- [About this exercise]
Across the entries below, how many lines contain the string "Flex"? Give only the count.

[Dataset items]
┄┄┄┄┄┄
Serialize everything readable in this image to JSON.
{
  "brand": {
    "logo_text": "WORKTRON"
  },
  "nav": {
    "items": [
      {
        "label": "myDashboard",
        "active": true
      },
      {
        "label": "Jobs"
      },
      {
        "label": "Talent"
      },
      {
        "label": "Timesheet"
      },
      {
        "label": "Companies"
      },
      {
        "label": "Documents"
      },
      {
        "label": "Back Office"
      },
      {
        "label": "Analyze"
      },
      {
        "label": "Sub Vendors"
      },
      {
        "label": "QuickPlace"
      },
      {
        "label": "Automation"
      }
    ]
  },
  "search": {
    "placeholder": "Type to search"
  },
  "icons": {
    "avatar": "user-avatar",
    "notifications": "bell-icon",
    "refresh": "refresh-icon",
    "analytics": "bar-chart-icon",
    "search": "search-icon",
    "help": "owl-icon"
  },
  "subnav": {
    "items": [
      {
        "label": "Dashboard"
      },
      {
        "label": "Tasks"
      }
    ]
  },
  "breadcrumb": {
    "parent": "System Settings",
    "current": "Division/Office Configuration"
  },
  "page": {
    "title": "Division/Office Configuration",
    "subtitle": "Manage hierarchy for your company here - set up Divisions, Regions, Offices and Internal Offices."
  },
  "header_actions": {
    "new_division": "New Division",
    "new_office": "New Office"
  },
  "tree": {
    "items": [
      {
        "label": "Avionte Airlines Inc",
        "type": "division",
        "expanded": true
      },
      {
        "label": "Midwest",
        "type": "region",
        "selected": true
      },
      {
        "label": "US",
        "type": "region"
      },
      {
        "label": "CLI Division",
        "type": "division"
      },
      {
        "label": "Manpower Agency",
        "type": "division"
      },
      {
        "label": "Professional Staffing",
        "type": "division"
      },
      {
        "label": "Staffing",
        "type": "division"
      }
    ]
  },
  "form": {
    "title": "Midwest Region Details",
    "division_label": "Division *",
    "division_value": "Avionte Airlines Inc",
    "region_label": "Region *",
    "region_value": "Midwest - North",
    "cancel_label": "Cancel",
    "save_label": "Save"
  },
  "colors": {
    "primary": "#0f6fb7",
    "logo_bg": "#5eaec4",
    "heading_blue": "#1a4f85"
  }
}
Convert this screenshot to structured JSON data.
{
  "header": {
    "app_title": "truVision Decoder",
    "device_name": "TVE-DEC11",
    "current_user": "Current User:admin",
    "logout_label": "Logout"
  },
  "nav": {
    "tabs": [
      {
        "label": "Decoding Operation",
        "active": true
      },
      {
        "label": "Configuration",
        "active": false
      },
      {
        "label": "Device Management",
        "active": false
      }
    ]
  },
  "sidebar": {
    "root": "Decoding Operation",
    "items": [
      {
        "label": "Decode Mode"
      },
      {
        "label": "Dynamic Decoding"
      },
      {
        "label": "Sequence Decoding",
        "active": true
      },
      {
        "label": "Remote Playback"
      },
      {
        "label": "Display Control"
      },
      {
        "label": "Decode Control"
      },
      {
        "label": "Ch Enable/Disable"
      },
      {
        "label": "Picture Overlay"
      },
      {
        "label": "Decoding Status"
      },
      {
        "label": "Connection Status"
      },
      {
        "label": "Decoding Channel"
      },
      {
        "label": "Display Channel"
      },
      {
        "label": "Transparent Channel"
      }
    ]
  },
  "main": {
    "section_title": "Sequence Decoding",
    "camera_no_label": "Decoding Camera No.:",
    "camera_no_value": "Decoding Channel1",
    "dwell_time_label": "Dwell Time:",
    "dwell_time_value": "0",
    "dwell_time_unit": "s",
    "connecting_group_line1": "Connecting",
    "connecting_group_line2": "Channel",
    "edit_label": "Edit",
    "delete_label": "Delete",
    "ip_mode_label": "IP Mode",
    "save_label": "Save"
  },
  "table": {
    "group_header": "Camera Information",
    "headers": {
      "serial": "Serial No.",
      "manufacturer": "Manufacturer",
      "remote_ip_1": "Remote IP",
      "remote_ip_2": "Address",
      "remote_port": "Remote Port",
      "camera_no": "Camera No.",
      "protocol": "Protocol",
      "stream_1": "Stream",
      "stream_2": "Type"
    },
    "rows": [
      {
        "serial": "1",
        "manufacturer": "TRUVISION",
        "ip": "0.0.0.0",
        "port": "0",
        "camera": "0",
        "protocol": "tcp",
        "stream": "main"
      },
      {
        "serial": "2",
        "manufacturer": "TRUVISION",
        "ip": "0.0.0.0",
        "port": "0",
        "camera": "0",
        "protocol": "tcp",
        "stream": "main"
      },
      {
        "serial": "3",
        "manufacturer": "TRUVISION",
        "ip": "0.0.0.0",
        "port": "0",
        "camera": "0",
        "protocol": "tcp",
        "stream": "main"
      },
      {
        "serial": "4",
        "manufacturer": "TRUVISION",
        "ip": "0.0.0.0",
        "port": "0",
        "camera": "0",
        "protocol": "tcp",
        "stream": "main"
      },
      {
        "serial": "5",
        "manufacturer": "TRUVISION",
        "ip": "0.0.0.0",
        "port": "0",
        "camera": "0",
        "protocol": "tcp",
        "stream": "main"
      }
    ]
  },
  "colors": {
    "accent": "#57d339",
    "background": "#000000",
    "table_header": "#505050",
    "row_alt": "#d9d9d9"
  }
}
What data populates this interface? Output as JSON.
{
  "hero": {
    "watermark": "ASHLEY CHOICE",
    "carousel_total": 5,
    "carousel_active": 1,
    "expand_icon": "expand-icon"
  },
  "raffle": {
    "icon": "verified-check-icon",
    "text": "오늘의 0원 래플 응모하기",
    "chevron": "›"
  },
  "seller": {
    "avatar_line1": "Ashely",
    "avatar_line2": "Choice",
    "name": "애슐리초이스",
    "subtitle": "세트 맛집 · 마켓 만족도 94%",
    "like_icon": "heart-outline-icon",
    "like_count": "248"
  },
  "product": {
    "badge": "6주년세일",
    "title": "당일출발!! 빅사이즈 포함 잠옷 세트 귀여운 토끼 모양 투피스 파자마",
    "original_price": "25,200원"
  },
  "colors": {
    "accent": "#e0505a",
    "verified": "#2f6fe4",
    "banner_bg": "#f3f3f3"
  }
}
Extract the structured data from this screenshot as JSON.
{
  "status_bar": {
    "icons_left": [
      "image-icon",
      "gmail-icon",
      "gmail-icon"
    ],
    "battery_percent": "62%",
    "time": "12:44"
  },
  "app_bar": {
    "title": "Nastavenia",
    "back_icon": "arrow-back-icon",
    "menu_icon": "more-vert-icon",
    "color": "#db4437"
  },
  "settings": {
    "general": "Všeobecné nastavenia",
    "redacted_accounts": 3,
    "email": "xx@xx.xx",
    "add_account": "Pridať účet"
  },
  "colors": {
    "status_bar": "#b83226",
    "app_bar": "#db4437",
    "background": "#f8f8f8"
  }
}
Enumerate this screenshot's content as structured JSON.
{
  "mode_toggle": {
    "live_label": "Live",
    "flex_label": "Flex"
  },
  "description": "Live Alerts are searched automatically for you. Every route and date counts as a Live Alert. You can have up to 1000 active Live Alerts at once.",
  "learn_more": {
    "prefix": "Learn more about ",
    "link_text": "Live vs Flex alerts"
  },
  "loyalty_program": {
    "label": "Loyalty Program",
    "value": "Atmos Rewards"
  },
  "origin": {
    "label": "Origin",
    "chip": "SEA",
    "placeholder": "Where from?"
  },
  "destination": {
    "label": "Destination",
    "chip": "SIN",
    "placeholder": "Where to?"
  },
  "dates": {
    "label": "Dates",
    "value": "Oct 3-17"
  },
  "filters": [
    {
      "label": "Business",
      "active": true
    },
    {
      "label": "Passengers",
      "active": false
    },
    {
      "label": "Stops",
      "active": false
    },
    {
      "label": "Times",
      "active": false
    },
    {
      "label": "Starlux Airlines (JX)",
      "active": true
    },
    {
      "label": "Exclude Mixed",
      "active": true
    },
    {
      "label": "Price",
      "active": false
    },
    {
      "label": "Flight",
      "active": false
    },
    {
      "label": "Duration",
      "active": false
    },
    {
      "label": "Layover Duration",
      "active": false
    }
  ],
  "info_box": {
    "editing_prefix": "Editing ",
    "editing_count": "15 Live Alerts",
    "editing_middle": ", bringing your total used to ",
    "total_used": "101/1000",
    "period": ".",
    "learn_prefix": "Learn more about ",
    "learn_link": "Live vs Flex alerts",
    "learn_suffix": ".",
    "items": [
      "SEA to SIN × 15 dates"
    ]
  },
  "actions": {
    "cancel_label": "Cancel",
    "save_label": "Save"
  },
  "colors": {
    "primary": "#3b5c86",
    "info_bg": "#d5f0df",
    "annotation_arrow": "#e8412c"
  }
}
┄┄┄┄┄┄
- [Exercise response]
3